Chevron Corp. announced Tuesday it is partnering with natural gas fueling retailer Clean Energy Fuels Corp. to provide truck operators in the Long Beach and Los Angeles Ports with renewable natural gas (RNG), a carbon-negative alternative fuel for fleets.

Three years ago, commissions overseeing the Long Beach and Los Angeles Ports, the nation’s busiest handling 40% of U.S. imports, jointly approved sweeping air pollution plans calling for the eventual electrification of equipment and operations, including trucking. Proponents at the time estimated that the cost of implementation would range from $7 billion to $14 billion.

The new partners are joining forces on an initiative dubbed Adopt-a-Port, which Chevron will fund, along with supplying RNG to Clean Energy’s stations near the adjacent ports, about 25 miles south of downtown Los Angeles.

With the Chevron funding, truck operators will receive some subsidization for their cost of buying new RNG-powered trucks. Clean Energy will manage the program and provide its RNG Redeem brand to qualified truck operators.

Chevron spokesperson Tyler Kruzich said truck operators and their import/export customers will help local communities by reducing smog-forming nitrogen oxide emissions by 98% compared to diesel trucks, while also eliminating greenhouse gas emissions (GHG).

Mike Vomund, Chevron’s vice president for Americas Products West, reiterated the global major’s commitment to increasing its support for renewables and plans to “innovate in the low-carbon fuel space.”

Clean Energy Vice President Greg Roche said that switching trucks to RNG is “vital to improving air quality and fighting climate change in the nation’s largest ports.”

Earlier this year, Clean Energy renewed or signed new contracts for its Redeem RNG, supplying numerous trucking fleets, refuse fleets and transit agencies, whose services have been crucial during the past four months of the Covid-19 lockdown.

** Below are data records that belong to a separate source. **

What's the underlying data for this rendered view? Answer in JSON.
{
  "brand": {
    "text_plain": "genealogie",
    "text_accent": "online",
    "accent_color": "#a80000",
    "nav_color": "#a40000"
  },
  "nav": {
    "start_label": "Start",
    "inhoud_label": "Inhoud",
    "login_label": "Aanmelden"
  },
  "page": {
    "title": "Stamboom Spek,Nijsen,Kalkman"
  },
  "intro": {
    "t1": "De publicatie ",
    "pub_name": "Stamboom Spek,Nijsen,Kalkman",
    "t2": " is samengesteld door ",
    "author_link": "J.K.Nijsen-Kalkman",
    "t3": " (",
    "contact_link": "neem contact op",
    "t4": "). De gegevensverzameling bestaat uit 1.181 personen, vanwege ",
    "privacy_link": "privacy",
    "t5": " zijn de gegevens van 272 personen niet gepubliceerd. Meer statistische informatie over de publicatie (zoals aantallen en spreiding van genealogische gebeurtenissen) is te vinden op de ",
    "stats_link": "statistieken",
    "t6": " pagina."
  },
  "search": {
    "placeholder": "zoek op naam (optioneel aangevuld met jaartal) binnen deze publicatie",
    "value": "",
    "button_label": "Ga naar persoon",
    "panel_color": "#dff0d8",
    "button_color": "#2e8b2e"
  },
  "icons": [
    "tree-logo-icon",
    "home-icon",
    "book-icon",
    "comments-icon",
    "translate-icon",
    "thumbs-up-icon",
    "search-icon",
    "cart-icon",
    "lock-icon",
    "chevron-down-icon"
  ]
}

Among the projects by Clean Energy were completion of a time-fill natural gas vehicle (NGV) station for the City of Chesapeake, VA, which added 12 new refuse trucks to increase the fleet to 60 and the city contract to 2.5 million gallons of RNG over the next five years. USA Hauling added a fourth NGV fueling station at its Waterbury, CT, yard, including a 30-truck private time-fill that is to supply 1.8 million gallons over the next five years.

Two major environmental groups, EarthJustice and Sierra Club, on Tuesday indicated they are exploring what future there might be for renewable fossil fuels, such as RNG. The organizations plan to release a report soon, to be titled, “Rhetoric vs. Reality: The myth of RNG for building decarbonization.”

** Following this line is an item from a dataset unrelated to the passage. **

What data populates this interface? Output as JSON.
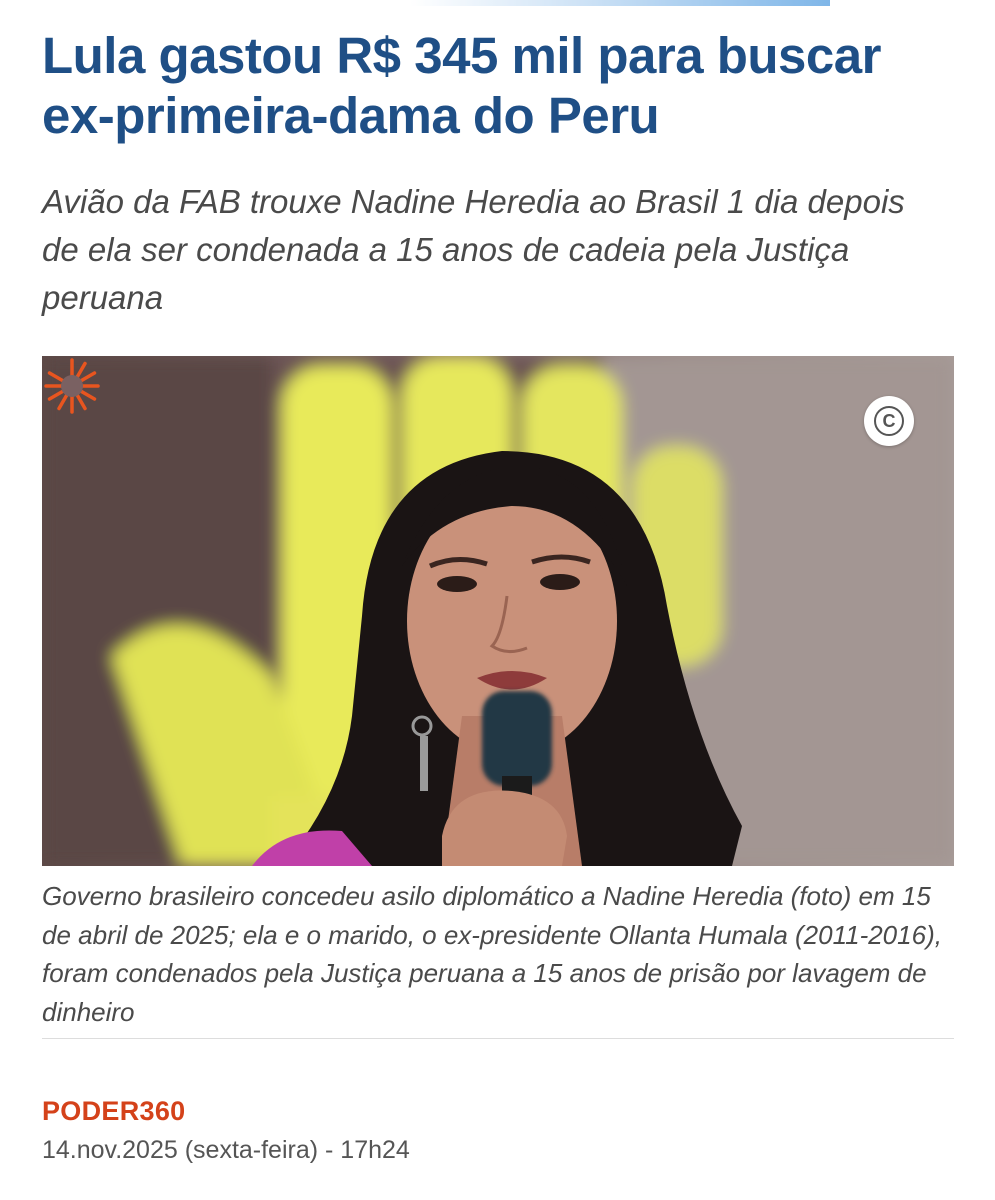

Communities across the country are enacting gas bans in new buildings and examining the future of their local gas utilities, which is all “adding to intense pressure for gas interests to illustrate that existing and future gas infrastructure can be maintained in a carbon-constrained future,” said Sage Welch, a spokesperson for the environmental groups. 

Elsewhere on Tuesday, Environmental Defense Fund (EDF) Senior Attorney Alice Henderson said a broad coalition of stakeholders, including California, Michigan and more than 20 other states, have sued the Trump administration over its attempt to invalidate states’ “landmark authority” to establish clean car standards.

“Now former Republican and Democratic heads of the Environmental Protection Agency and Department of Transportation, along with a wide variety of legal and technical experts, physician-led public health advocates, local government representatives, businesses, members of Congress, and others have filed amicus briefs supporting our lawsuit,” Henderson said.

Similarly, the four-county Puget Sound region in Washington state last year drafted clean fuel standards that drew attention from alternative fuel and environmental advocates alike, and NGVs appear to be included in some of the changes. The GHG standard was to be reduced to 25% below 2016 levels by 2030.

An analysis done for the air agency by consultancy ICF International Inc. found that the region uses one billion gallons a year of gasoline and 220 million gallons of diesel fuel. Transportation fuels account for 25% of GHG emissions in the Seattle-Tacoma metropolitan area.

California air quality regulators recently adopted an Advanced Clean Truck (ACT) regulation to move toward zero emission vehicles (ZEV) by 2040 in the medium- and heavy-duty truck category.

Near-zero emission trucks running on renewable natural gas are not covered under the rules, but they are to be addressed in August by the California Air Resources Board (CARB). CARB’s goal is to accelerate the first wave of ZEV trucks, with an eye on 100% ZEV fleets by 2040. The rules could also support hydrogen fuel cell technology.

“A key measure in CARB’s Mobile Source Strategy is the establishment of low oxides of nitrogen (NOx) engine emission standards that result in a 90% reduction in NOx emissions compared to the emissions of today’s diesel engines,” said spokesperson Karen Caesar.

The new program supports existing California laws that call for government fleets to purchase ZEVs, and it mandates providing environmental benefits in disadvantaged communities.